━━━━━ Data provided
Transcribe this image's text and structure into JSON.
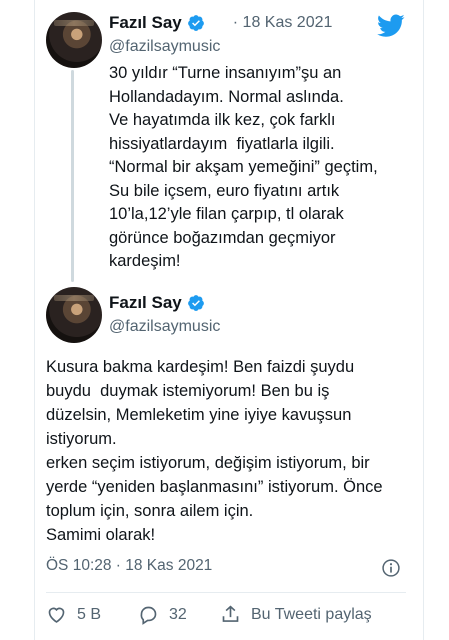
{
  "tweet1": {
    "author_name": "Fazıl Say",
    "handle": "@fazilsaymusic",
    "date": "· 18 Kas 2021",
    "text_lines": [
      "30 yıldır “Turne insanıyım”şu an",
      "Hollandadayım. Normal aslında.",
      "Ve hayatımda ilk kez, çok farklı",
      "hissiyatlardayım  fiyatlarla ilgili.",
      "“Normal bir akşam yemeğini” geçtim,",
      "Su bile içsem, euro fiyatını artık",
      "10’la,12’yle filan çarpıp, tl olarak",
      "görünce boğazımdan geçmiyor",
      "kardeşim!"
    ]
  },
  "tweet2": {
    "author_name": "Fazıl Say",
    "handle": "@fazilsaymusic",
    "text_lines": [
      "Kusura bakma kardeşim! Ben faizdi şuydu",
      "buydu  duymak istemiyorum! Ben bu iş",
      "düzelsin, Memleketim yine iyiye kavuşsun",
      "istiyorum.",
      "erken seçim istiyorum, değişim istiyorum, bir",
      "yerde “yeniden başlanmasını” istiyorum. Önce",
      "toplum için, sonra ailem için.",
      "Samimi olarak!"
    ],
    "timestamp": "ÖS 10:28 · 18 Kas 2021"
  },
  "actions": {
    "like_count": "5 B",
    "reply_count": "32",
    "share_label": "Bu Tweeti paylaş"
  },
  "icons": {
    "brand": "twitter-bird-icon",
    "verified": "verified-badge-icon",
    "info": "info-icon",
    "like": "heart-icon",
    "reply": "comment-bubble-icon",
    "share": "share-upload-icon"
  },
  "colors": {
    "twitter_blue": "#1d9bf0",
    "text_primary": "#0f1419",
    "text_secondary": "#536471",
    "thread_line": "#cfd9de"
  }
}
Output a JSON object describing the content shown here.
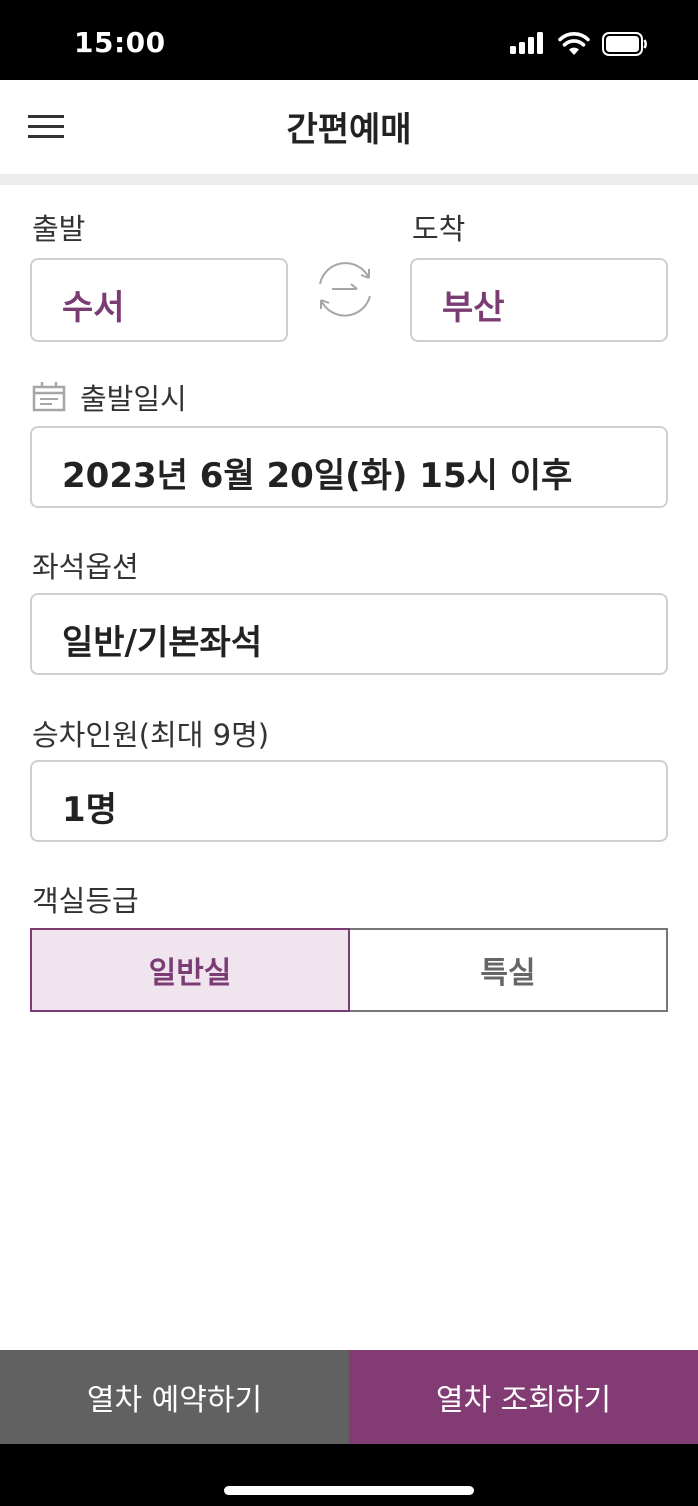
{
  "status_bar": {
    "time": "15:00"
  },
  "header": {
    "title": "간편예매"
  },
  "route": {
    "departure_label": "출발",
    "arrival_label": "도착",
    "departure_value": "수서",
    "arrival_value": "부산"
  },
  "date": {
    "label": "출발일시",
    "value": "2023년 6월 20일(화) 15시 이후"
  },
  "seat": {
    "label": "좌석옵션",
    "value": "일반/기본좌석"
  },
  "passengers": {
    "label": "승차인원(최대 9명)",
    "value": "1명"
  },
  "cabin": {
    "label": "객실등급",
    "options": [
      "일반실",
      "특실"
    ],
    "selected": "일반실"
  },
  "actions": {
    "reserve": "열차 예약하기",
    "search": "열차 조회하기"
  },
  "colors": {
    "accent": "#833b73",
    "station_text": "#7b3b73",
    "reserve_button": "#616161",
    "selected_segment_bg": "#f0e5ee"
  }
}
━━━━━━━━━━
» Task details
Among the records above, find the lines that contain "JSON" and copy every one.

» Completed task
Transcribe this image's text and structure into JSON.
Output a JSON object describing the content shown here.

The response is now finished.